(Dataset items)
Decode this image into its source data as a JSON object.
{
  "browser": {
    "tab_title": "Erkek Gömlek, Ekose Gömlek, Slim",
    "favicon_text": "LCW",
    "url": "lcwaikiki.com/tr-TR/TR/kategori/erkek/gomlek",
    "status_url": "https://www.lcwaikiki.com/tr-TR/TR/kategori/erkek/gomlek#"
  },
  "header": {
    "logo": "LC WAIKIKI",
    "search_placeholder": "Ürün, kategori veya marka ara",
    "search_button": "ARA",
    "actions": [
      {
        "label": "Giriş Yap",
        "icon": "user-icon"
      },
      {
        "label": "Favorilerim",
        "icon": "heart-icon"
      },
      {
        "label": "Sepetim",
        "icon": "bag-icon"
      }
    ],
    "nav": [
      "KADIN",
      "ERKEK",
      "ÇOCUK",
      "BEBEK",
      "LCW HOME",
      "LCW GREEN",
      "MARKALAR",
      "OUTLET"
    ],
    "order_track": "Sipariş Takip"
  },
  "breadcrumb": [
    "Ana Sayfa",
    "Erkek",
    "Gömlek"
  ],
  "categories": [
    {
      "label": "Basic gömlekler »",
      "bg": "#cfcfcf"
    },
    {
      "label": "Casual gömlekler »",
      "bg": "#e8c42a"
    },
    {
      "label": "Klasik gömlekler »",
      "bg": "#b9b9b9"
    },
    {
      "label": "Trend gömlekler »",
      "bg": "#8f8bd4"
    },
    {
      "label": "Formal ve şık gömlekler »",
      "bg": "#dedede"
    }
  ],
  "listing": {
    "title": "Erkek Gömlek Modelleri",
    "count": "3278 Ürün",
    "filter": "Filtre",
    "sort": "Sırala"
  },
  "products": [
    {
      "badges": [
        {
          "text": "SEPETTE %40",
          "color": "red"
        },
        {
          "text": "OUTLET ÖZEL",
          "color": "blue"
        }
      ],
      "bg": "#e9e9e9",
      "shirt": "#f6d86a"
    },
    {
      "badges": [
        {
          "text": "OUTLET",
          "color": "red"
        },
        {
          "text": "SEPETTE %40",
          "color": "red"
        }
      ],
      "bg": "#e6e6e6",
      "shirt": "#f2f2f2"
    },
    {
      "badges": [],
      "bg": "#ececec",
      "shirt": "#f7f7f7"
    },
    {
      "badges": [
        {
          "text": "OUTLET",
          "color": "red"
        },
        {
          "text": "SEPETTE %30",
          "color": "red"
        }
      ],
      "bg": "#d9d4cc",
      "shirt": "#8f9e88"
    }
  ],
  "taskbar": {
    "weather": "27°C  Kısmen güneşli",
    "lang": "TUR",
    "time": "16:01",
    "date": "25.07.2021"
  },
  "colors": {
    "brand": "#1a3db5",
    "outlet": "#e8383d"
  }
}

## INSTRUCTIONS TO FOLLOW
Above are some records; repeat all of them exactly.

## RESPONSE TO THE EXERCISE
Decode this image into its source data as a JSON object.
{
  "browser": {
    "tab_title": "Erkek Gömlek, Ekose Gömlek, Slim",
    "favicon_text": "LCW",
    "url": "lcwaikiki.com/tr-TR/TR/kategori/erkek/gomlek",
    "status_url": "https://www.lcwaikiki.com/tr-TR/TR/kategori/erkek/gomlek#"
  },
  "header": {
    "logo": "LC WAIKIKI",
    "search_placeholder": "Ürün, kategori veya marka ara",
    "search_button": "ARA",
    "actions": [
      {
        "label": "Giriş Yap",
        "icon": "user-icon"
      },
      {
        "label": "Favorilerim",
        "icon": "heart-icon"
      },
      {
        "label": "Sepetim",
        "icon": "bag-icon"
      }
    ],
    "nav": [
      "KADIN",
      "ERKEK",
      "ÇOCUK",
      "BEBEK",
      "LCW HOME",
      "LCW GREEN",
      "MARKALAR",
      "OUTLET"
    ],
    "order_track": "Sipariş Takip"
  },
  "breadcrumb": [
    "Ana Sayfa",
    "Erkek",
    "Gömlek"
  ],
  "categories": [
    {
      "label": "Basic gömlekler »",
      "bg": "#cfcfcf"
    },
    {
      "label": "Casual gömlekler »",
      "bg": "#e8c42a"
    },
    {
      "label": "Klasik gömlekler »",
      "bg": "#b9b9b9"
    },
    {
      "label": "Trend gömlekler »",
      "bg": "#8f8bd4"
    },
    {
      "label": "Formal ve şık gömlekler »",
      "bg": "#dedede"
    }
  ],
  "listing": {
    "title": "Erkek Gömlek Modelleri",
    "count": "3278 Ürün",
    "filter": "Filtre",
    "sort": "Sırala"
  },
  "products": [
    {
      "badges": [
        {
          "text": "SEPETTE %40",
          "color": "red"
        },
        {
          "text": "OUTLET ÖZEL",
          "color": "blue"
        }
      ],
      "bg": "#e9e9e9",
      "shirt": "#f6d86a"
    },
    {
      "badges": [
        {
          "text": "OUTLET",
          "color": "red"
        },
        {
          "text": "SEPETTE %40",
          "color": "red"
        }
      ],
      "bg": "#e6e6e6",
      "shirt": "#f2f2f2"
    },
    {
      "badges": [],
      "bg": "#ececec",
      "shirt": "#f7f7f7"
    },
    {
      "badges": [
        {
          "text": "OUTLET",
          "color": "red"
        },
        {
          "text": "SEPETTE %30",
          "color": "red"
        }
      ],
      "bg": "#d9d4cc",
      "shirt": "#8f9e88"
    }
  ],
  "taskbar": {
    "weather": "27°C  Kısmen güneşli",
    "lang": "TUR",
    "time": "16:01",
    "date": "25.07.2021"
  },
  "colors": {
    "brand": "#1a3db5",
    "outlet": "#e8383d"
  }
}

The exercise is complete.